A Long Way From Home [REVIEW]

A Long Way From Home

In the new film A Long Way From Home, Joseph (James Fox) and Brenda (Brenda Fricker) have been married for more than 50 years, and are retired and living in Nimes, France.

Joseph is bored with his life (and wife), and their relationship is stale and predictable. Suzanne's biggest worry is getting a letter posted to one of their sons, while Joseph keeps getting nagged about getting the letter posted. They do the same things everyday, the have the same conversations, and they eat at the same restaurant (where Suzanne orders the same meal every night).

One evening, in that very restaurant, they are seated next to a much younger couple, Mark (Paul Nicholls), and the very lovely Suzanne (Natalie Dormer). They start chatting to the couple, and immediately Joseph is smitten with Suzanne, her cute smile, the sparkle in her eyes, bubbly personality and amazing beauty. Just her very presence makes Joseph want her. Mark and Suzanne, who are not married, are visiting Nimes for the first time, and Joseph recommends a few places that they should visit, especially some Roman ruins on the outskirts of town. The next day Joseph goes to those ruins in the hopes of running into them (especially Suzanne). He sees various couples there, but not them, and then, when he has almost given up, he sees them. Joseph, dressed up in his usual get up of a hat and linen suit, chats to them briefly before they walk off. Joseph's eyes linger on Suzanne. Over the course of the next few days, Joseph furtively tries to find them in and around the town's tourist sites, even hanging out near their hotel, hoping to catch a glimpse, and more, of Suzanne.

Both couples eventually bump into each other again at the local restaurant, and Joseph recommends a day out of town to visit a friend of his who has a winery. Mark is very excited as he is a big wine fan who wants to start up his own wine business, and accepts with much enthusiasm. The next day they head out of town for the adventure, leaving Brenda at home so that she can concentrate on writing more letters and doing the ironing. Once at the vineyard, Mark is shown around the main house by Joseph's friend, while Joseph and Suzanne stroll around the crops.

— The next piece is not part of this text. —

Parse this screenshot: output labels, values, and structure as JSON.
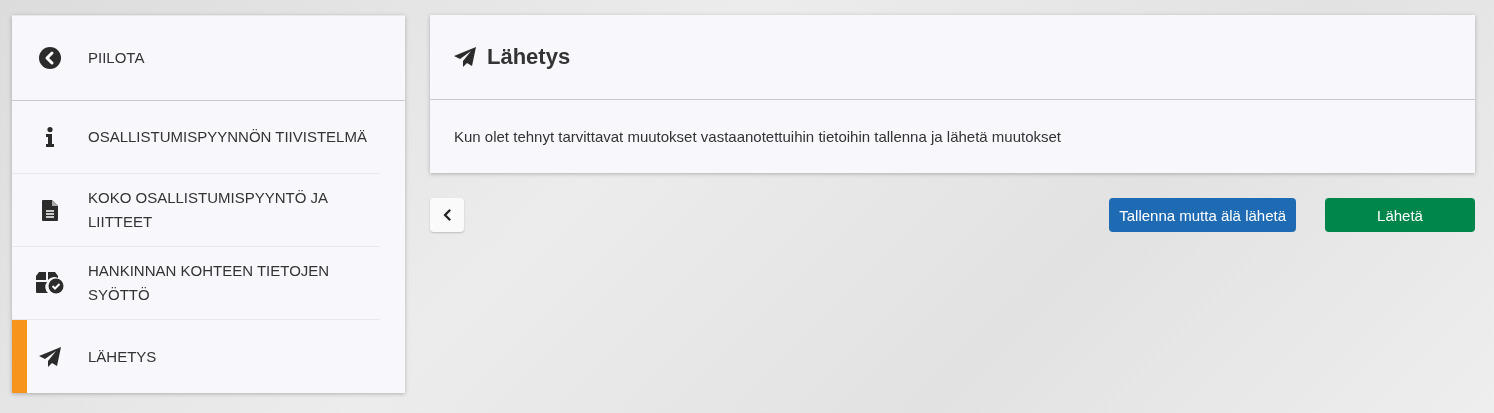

With the sun fully shining on them, Joseph can't help but gaze at the gorgeous Suzanne, with the sun glistening in her hair and her flowery dress blowing around in the light wind. Joseph wants to kiss her, and it appears that Suzanne is fully aware of this, but nothing happens between them.

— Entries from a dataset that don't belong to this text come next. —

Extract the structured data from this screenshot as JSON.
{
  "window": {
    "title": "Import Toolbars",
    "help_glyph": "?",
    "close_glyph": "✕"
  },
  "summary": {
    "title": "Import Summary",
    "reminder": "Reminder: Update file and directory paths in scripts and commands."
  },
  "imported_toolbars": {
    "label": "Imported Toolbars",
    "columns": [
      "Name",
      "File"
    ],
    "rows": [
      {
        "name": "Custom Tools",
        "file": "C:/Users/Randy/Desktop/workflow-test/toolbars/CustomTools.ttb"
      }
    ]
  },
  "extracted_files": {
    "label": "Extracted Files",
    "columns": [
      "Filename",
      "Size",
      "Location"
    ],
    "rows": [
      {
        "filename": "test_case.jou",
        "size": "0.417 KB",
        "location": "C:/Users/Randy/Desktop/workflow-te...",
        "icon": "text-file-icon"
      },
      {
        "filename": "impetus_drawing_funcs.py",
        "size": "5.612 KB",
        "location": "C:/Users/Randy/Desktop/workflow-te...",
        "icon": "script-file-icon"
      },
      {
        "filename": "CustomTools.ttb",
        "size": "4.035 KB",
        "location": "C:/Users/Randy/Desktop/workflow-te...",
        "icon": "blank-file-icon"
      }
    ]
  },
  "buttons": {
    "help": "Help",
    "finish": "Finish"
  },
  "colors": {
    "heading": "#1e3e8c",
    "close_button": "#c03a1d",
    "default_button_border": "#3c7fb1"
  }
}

Joseph is fully disappointed as he feels that he missed his chance, especially after Suzanne asks him, "Does it ever get lonely for you, living out here?" And Brenda feels that something is going on with Joseph, but she doesn't want to accept the fact that Joseph, who had been suffering from depression, has suddenly become alive and happier. The next evening it is Mark and Suzanne's last night in town, so they treat Joseph and Brenda to dinner. Suzanne confides to Joseph that Mark has asked her to marry him, but she is ambivalent about it and hasn't said yes yet. This leaves Joseph to ponder what he should tell her. Can he confess to her that he has fallen in love with her before it is too late?

Fox is simply amazing as a man who cannot overcome the fact that he has fallen in love with a much younger woman. Fox, the elder statesman of the famous Fox acting family, who has been acting in films since 1950, adds another amazing performance to his belt in a career of such incredible films as The Servant (1963), Performance (1970), A Passage to India (1984), The Remains of the Day (1993), Sherlock Holmes (2009) and most recently W.E. (2011). Dormer, as Suzanne, steals the screen everytime she is on. She has the kind of face, smile and beauty that every man could fall for. Earlier this year Dormer most memorably played the nurse in the beginning of the film Rush,where she gets seduced by Chris Hemsworth. Fricker is very good as the wife who preoccupies her time with the most mundane of stuff, who at the same time instinctively knows that Joseph is having some kind of midlife crisis. Nicholls is also very good as the man who doesn't realize that Joseph covets his girlfriend.

A Long Way From Home, directed by Virginia Gilbert, is a very good, simple film that keeps your interest throughout, with amazing performances and a great storyline.